“I think it’s really a struggle to survive. It’s a struggle for bravery, how to coexist. There are politics. It’s learning how to turn hate into love — understanding. It’s about bravery. And all of those things are everything that we’re all having to live with and deal with now, and I think 10 years from now it’s going to be the same conversation.”
“So very timeless themes then,” I replied.
“Absolutely timeless. I mean, when you think about it, for us, it was a learning experience for me, and obviously we have to do a tremendous amount of research, but it is not the story that I thought I knew when I was in grade school learning about the turkey, about the Mayflower, about the let’s-all-have-a-feast. There was so much inside of that. Very proud of the story [we’ve told].”
Smooth Sailing for the Crew of ‘Saints & Strangers’
In the midst of all the serious reflection about the film that occurred on the yellow carpet, there were moments of levity too. Along comes Ron Livingston, who seems to float on a breeze of laid-back coolness wherever he goes. He’s definitely one of my favorite actors.
So when I ask him what his favorite part of making “Saints & Strangers” was, he says: “I think the hair extensions. I think that’s my favorite. I never got to have long hair in a job before.”
How is awesome is that?
The accomplished actor Anna Camp (Jolene from “The Help”), who plays Dorothy Bradford, described the joy of making the film despite some — ah, shall we say — stomach-turning moments:
“My favorite part was being in South Africa for the
first time and getting to work with Vincent Kartheiser who I was a huge fan of while he was on ‘Mad Men.’ He was one of my favorite actors from the show. So to be able to play his wife was something really really incredible, and just all the amazing talent, I feel like our director Paul Edwards was awesome to work with. He really helped me in some long hours and some wind and some rain and the boat that was actually rocking back and forth, you didn’t have to act so much because you were actually seasick while you were filming this.”
And when I asked Meganne Young about what the hardest part of making the movie was, she confirmed Anna’s statement that, even during the most demanding moments of the shoot, it was a great experience and not really hard at all: “It was such a great crew, such great people, and such an amazing cast, so it was smooth sailing. It was fun, we played around, we had practical jokes — it was really good.”
Tune in to Part 1 of “Saints & Strangers” on Sun Nov. 22, 9/8c on the National Geographic Channel. To see more pictures taken by Gerald Pierre at the premier, check out Kevin’s blog post.

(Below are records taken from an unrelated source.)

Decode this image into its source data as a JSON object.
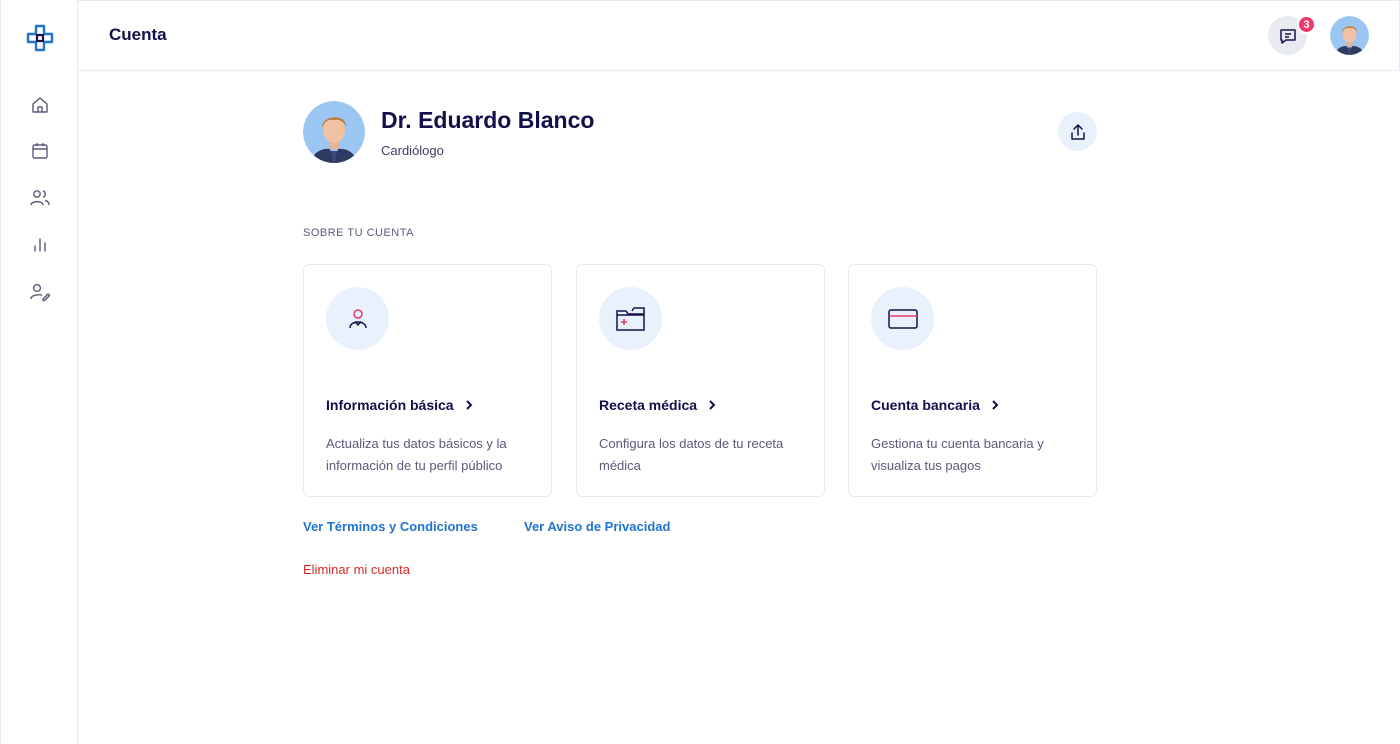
{
  "header": {
    "title": "Cuenta",
    "notification_count": "3"
  },
  "profile": {
    "name": "Dr. Eduardo Blanco",
    "role": "Cardiólogo"
  },
  "section": {
    "label": "SOBRE TU CUENTA"
  },
  "cards": [
    {
      "title": "Información básica",
      "description": "Actualiza tus datos básicos y la información de tu perfil público",
      "icon": "user-icon"
    },
    {
      "title": "Receta médica",
      "description": "Configura los datos de tu receta médica",
      "icon": "folder-plus-icon"
    },
    {
      "title": "Cuenta bancaria",
      "description": "Gestiona tu cuenta bancaria y visualiza tus pagos",
      "icon": "credit-card-icon"
    }
  ],
  "links": {
    "terms": "Ver Términos y Condiciones",
    "privacy": "Ver Aviso de Privacidad",
    "delete": "Eliminar mi cuenta"
  },
  "colors": {
    "brand": "#2075d0",
    "accent_pink": "#f0386b",
    "danger": "#d42a2a",
    "icon_bg": "#e9f1fc"
  },
  "sidebar": {
    "icons": [
      "home-icon",
      "calendar-icon",
      "users-icon",
      "chart-icon",
      "user-edit-icon"
    ]
  }
}
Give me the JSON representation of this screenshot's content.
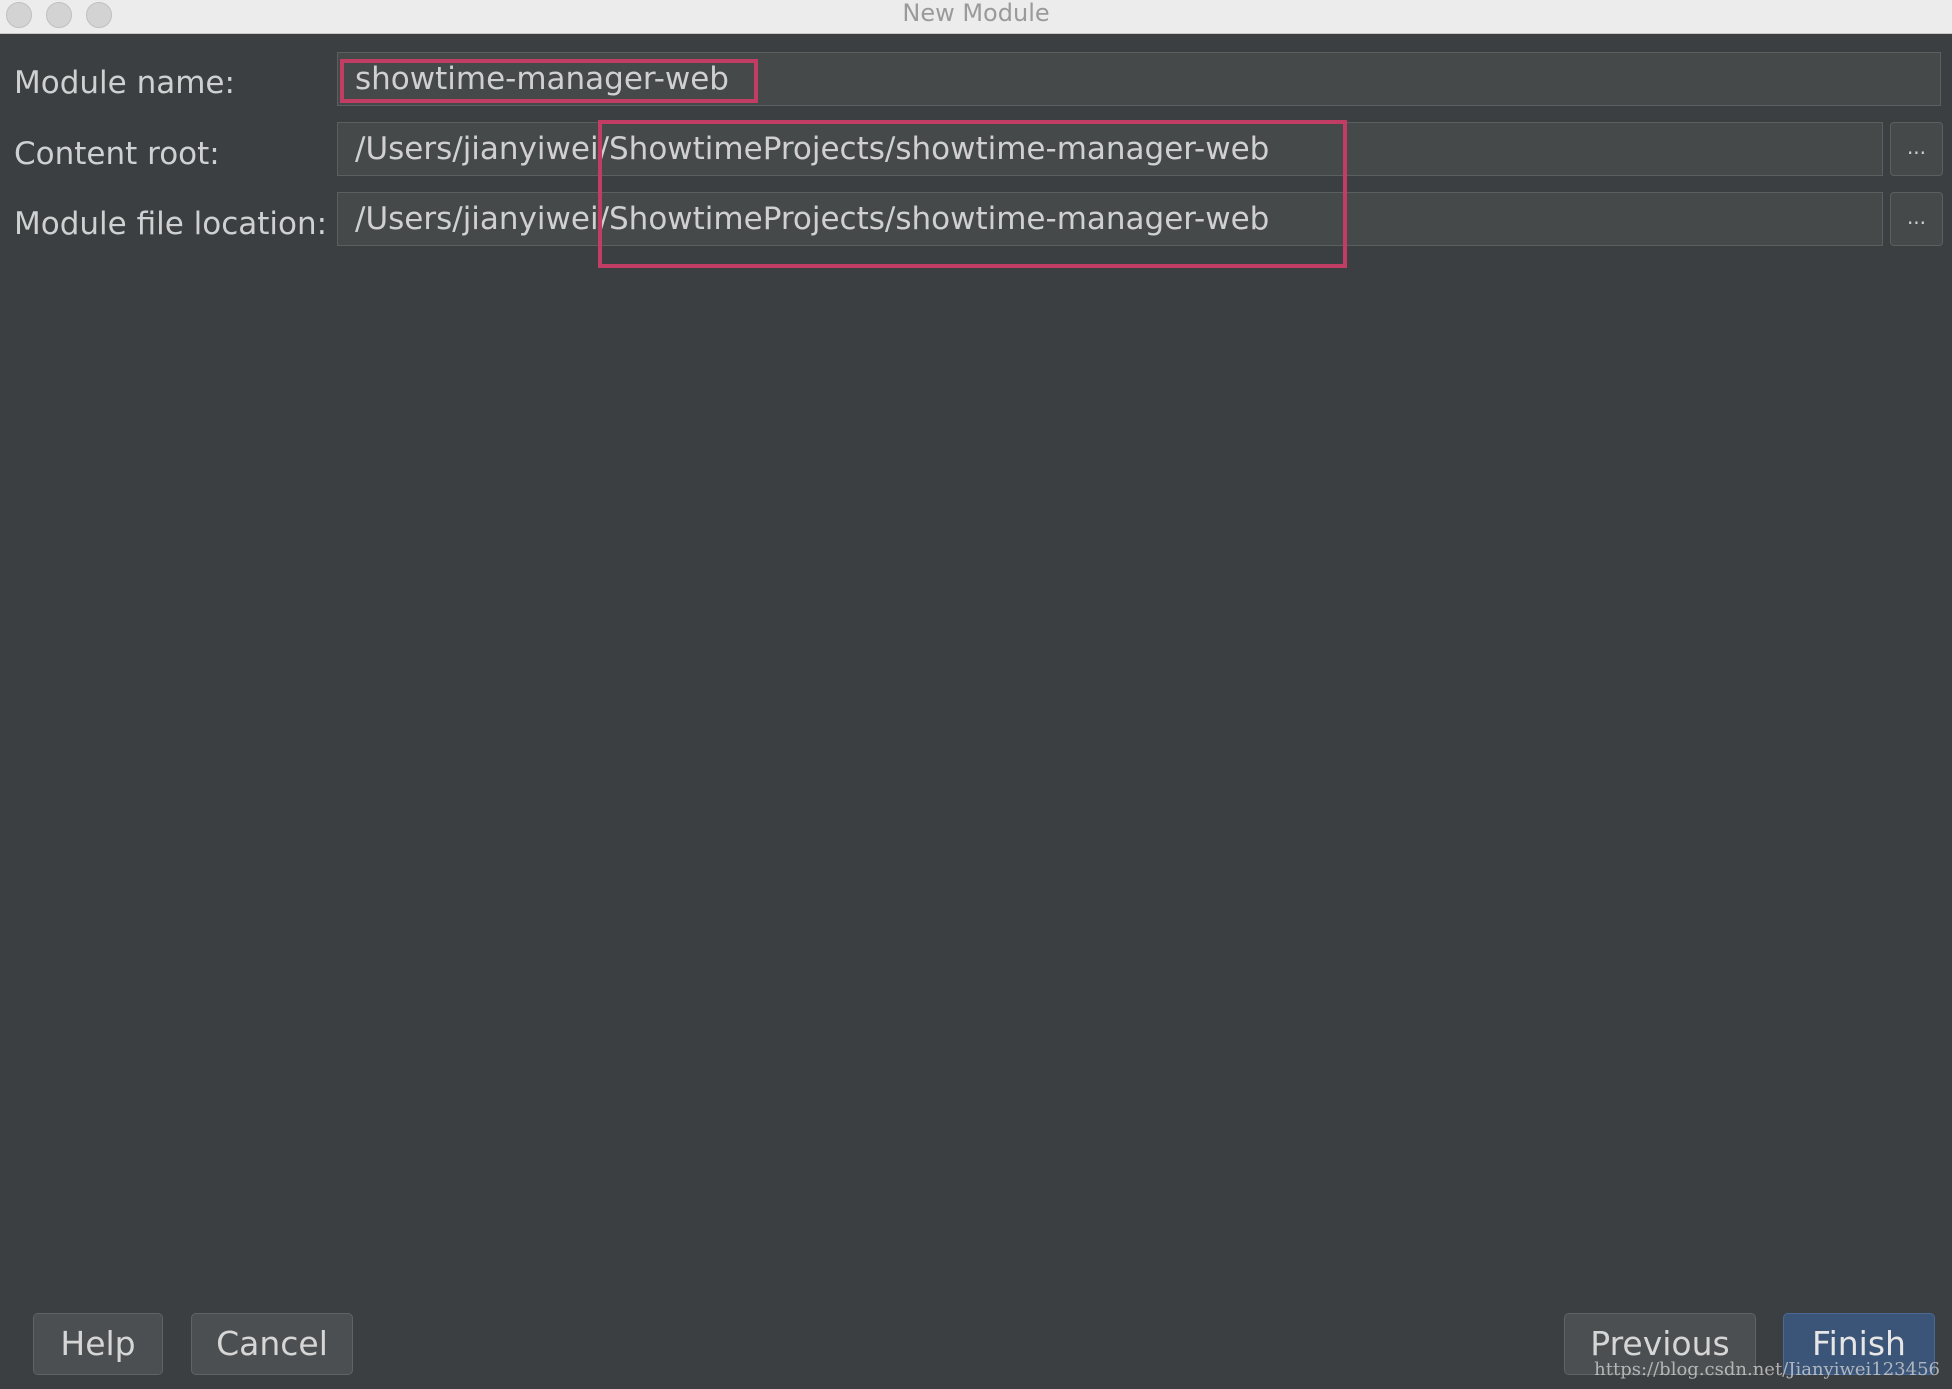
{
  "window": {
    "title": "New Module"
  },
  "form": {
    "module_name_label": "Module name:",
    "module_name_value": "showtime-manager-web",
    "content_root_label": "Content root:",
    "content_root_value": "/Users/jianyiwei/ShowtimeProjects/showtime-manager-web",
    "module_file_location_label": "Module file location:",
    "module_file_location_value": "/Users/jianyiwei/ShowtimeProjects/showtime-manager-web",
    "browse_label": "..."
  },
  "footer": {
    "help_label": "Help",
    "cancel_label": "Cancel",
    "previous_label": "Previous",
    "finish_label": "Finish"
  },
  "watermark": "https://blog.csdn.net/Jianyiwei123456",
  "colors": {
    "background": "#3c3f41",
    "highlight": "#c13d63",
    "primary_button": "#3b5578"
  }
}
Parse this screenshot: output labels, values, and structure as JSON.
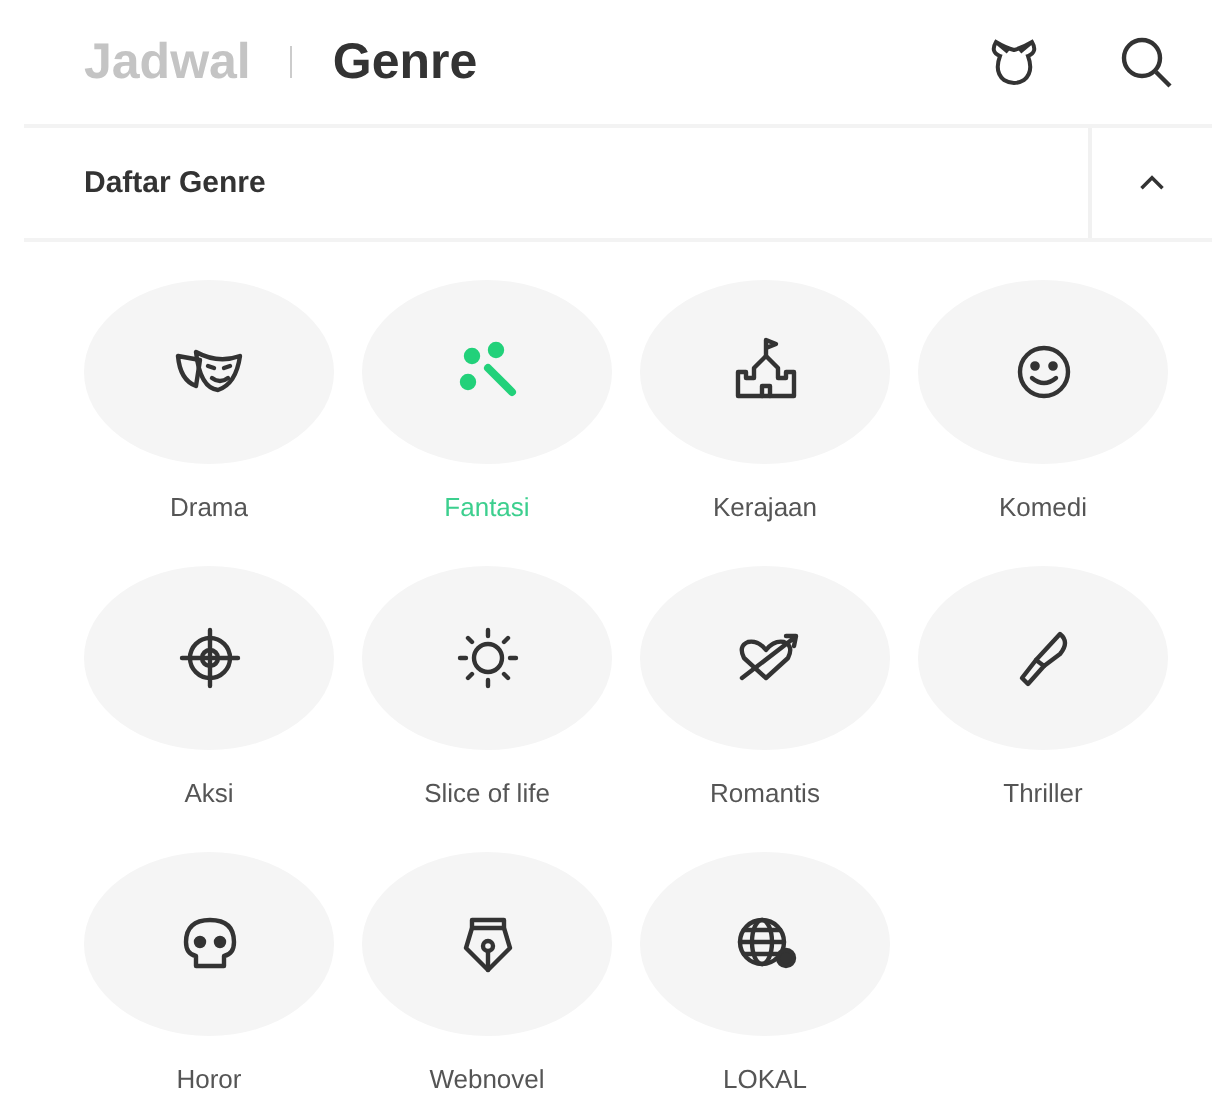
{
  "tabs": [
    {
      "label": "Jadwal",
      "selected": false
    },
    {
      "label": "Genre",
      "selected": true
    }
  ],
  "section": {
    "title": "Daftar Genre",
    "expanded": true
  },
  "genres": [
    {
      "label": "Drama",
      "selected": false
    },
    {
      "label": "Fantasi",
      "selected": true
    },
    {
      "label": "Kerajaan",
      "selected": false
    },
    {
      "label": "Komedi",
      "selected": false
    },
    {
      "label": "Aksi",
      "selected": false
    },
    {
      "label": "Slice of life",
      "selected": false
    },
    {
      "label": "Romantis",
      "selected": false
    },
    {
      "label": "Thriller",
      "selected": false
    },
    {
      "label": "Horor",
      "selected": false
    },
    {
      "label": "Webnovel",
      "selected": false
    },
    {
      "label": "LOKAL",
      "selected": false
    }
  ]
}
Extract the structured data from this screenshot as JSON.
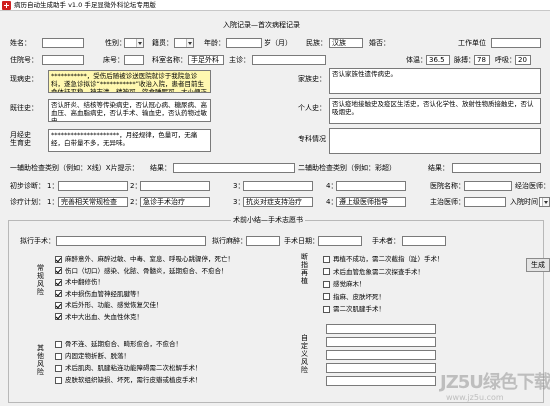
{
  "window": {
    "title": "病历自动生成助手 v1.0  手足显微外科论坛专用版"
  },
  "section": {
    "title": "入院记录—首次病程记录"
  },
  "row1": {
    "name": "姓名：",
    "sex": "性别：",
    "ethnic": "籍贯：",
    "age": "年龄：",
    "age_unit": "岁（月）",
    "nation": "民族：",
    "nation_value": "汉族",
    "marriage": "婚否：",
    "work": "工作单位"
  },
  "row2": {
    "admission_no": "住院号：",
    "bed": "床号：",
    "dept": "科室名称：",
    "dept_value": "手足外科",
    "director": "主诊：",
    "temp_label": "体温：",
    "temp": "36.5",
    "pulse_label": "脉搏：",
    "pulse": "78",
    "resp_label": "呼吸：",
    "resp": "20"
  },
  "history": {
    "present_label": "现病史：",
    "present_text": "***********，受伤后随被诊送医院就诊于我院急诊科，遂急诊拟诊“***********”收治入院，患者目前生命体征平稳，神志清，精神可，饮食睡眠可，大小便正常，体重无明显变化。",
    "family_label": "家族史：",
    "family_text": "否认家族性遗传病史。",
    "past_label": "既往史：",
    "past_text": "否认肝炎、结核等传染病史，否认冠心病、糖尿病、高血压、高血脂病史，否认手术、输血史，否认药物过敏史。",
    "personal_label": "个人史：",
    "personal_text": "否认疫地接触史及疫区生活史，否认化学性、放射性物质接触史，否认吸烟史。",
    "menstrual_label": "月经史\n生育史",
    "menstrual_text": "*********************，月经规律，色量可，无痛经，白带量不多，无异味。",
    "special_label": "专科情况"
  },
  "aux": {
    "label1": "一辅助检查类别（例如：X线）X片提示：",
    "result1": "结果：",
    "label2": "二辅助检查类别（例如：彩超）",
    "result2": "结果："
  },
  "diagnosis": {
    "label": "初步诊断：",
    "n1": "1：",
    "n2": "2：",
    "n3": "3：",
    "n4": "4：",
    "hospital_label": "医院名称：",
    "doctor_label": "经治医师："
  },
  "plan": {
    "label": "诊疗计划：",
    "n1": "1：",
    "v1": "完善相关常规检查",
    "n2": "2：",
    "v2": "急诊手术治疗",
    "n3": "3：",
    "v3": "抗炎对症支持治疗",
    "n4": "4：",
    "v4": "遵上级医师指导",
    "chief_label": "主治医师：",
    "date_label": "入院时间："
  },
  "preop": {
    "group_title": "术前小结—手术志愿书",
    "surgery_label": "拟行手术：",
    "anesth_label": "拟行麻醉：",
    "date_label": "手术日期：",
    "operator_label": "手术者：",
    "risk_group": "常规风险",
    "risks": [
      {
        "text": "麻醉意外、麻醉过敏、中毒、窒息、呼吸心跳骤停，死亡！",
        "checked": true
      },
      {
        "text": "伤口（切口）感染、化脓、骨髓炎，延期愈合、不愈合！",
        "checked": true
      },
      {
        "text": "术中翻修伤！",
        "checked": true
      },
      {
        "text": "术中损伤血管神经肌腱等！",
        "checked": true
      },
      {
        "text": "术后外形、功能、感觉恢复欠佳！",
        "checked": true
      },
      {
        "text": "术中大出血、失血性休克！",
        "checked": true
      }
    ],
    "other_group": "其他风险",
    "others": [
      {
        "text": "骨不连、延期愈合、畸形愈合，不愈合！",
        "checked": false
      },
      {
        "text": "内固定物折断、脱落！",
        "checked": false
      },
      {
        "text": "术后肌肉、肌腱粘连功能障碍需二次松解手术！",
        "checked": false
      },
      {
        "text": "皮肤软组织缺损、坏死，需行皮瓣或植皮手术！",
        "checked": false
      }
    ],
    "limb_group": "断指再植",
    "limbs": [
      {
        "text": "再植不成功，需二次截指（趾）手术！",
        "checked": false
      },
      {
        "text": "术后血管危象需二次探查手术！",
        "checked": false
      },
      {
        "text": "感觉麻木！",
        "checked": false
      },
      {
        "text": "指麻、皮肤坏死！",
        "checked": false
      },
      {
        "text": "需二次肌腱手术！",
        "checked": false
      }
    ],
    "custom_group": "自定义风险"
  },
  "buttons": {
    "generate": "生成"
  },
  "watermark": {
    "big": "JZ5U绿色下载",
    "small": "www.jz5u.com"
  }
}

Here’s a shot I took of Gerald (whom we call “G” as a nickname) just before the event. His hat (Stetson) was provided by First Street Leather — a boutique clothing store in Solvang, CA: